The pickup: I adore the apple lady at the Saturday Portland Farmers’ Market. She is attentive and good-natured — and she sells wonderful apples. She favors uncommon varieties, or “Old World apples,” grown without chemical sprays. Because of this, not all of her apples are pretty; some sport blemishes and wormholes, and some are comically misshapen. No matter. She grows some of the best apples around.
It was at her table that I first tasted a Pink Pearl apple, a variety I had only read about. I was delighted with its amazing integral color and tangy taste. A couple of weeks later, when I returned for more, there were none to be seen. I expressed my dismay to the queen of apples. She asked how many I wanted, then filled a bag from under the table. Black-market apples! “Next year I’m planting more of these,” she said with a sly smile.
The results: My intention was to turn these apples into a tart; lacking the time, I made applesauce instead. I first quartered the apples, cutting away any wormholes (and setting a tiny critter free), then placed them in a pot with just enough water to cover the bottom. Once the water came to a boil, I turned the heat down to a simmer, covered the pot, and let the apples steam until tender enough to mash.
Once cool, I ran the cooked apples through a food mill, then added a large spoonful of echinacea honey — another enchanting market find. When it was all done, I looked for the prettiest glass I could find. Behold: Pink Martini Applesauce!

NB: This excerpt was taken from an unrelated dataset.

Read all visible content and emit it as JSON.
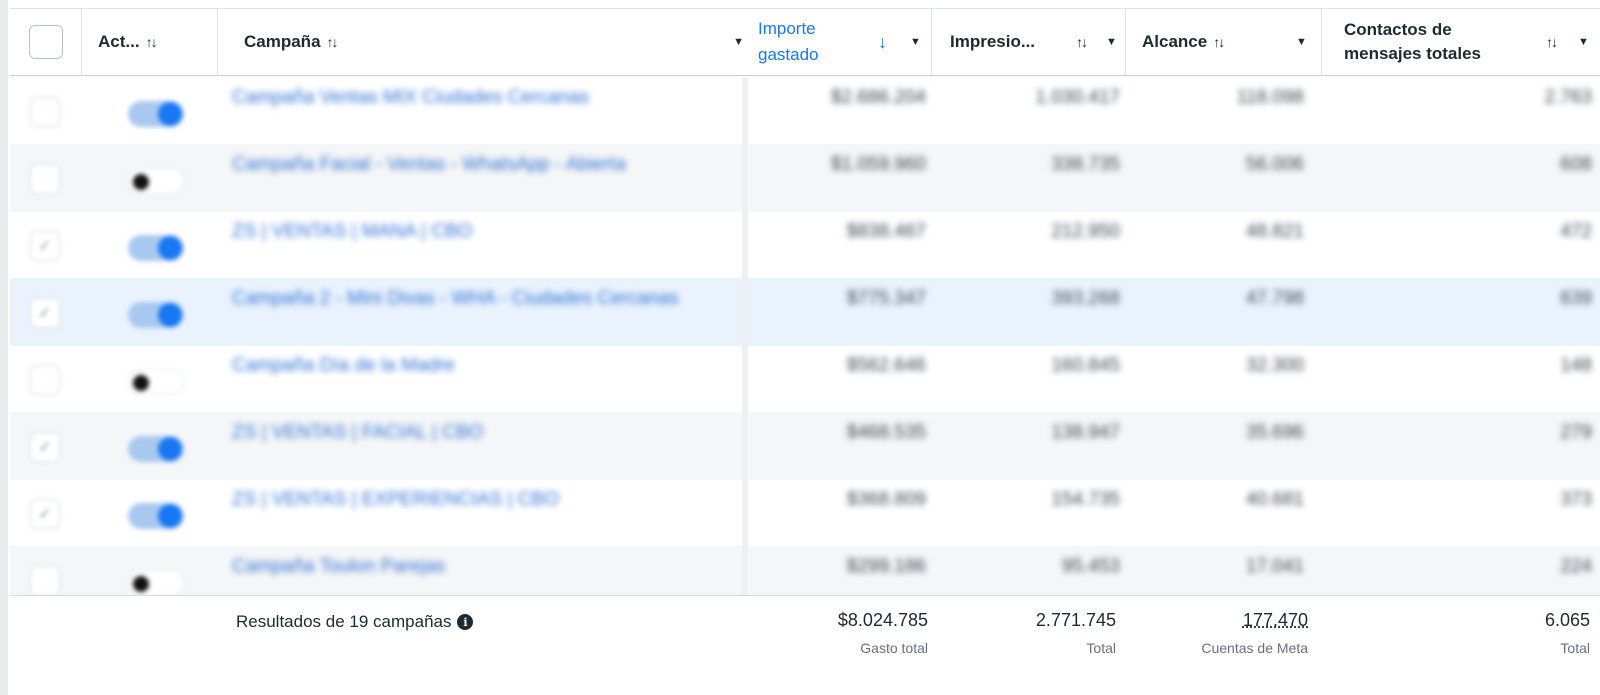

|Our blog about our daily bread — and fruits and vegetables and whatever else sounds delicious.|
Want more? Comb the archives.
Change in our kitchens
Reflections on cooking — and a career that’s based largely at the stove.
Flatbreads from around the continent
Beyond a supporting role
The great Sicilian-Neapolitan kitchen rivalry
Five ideas each month for eating better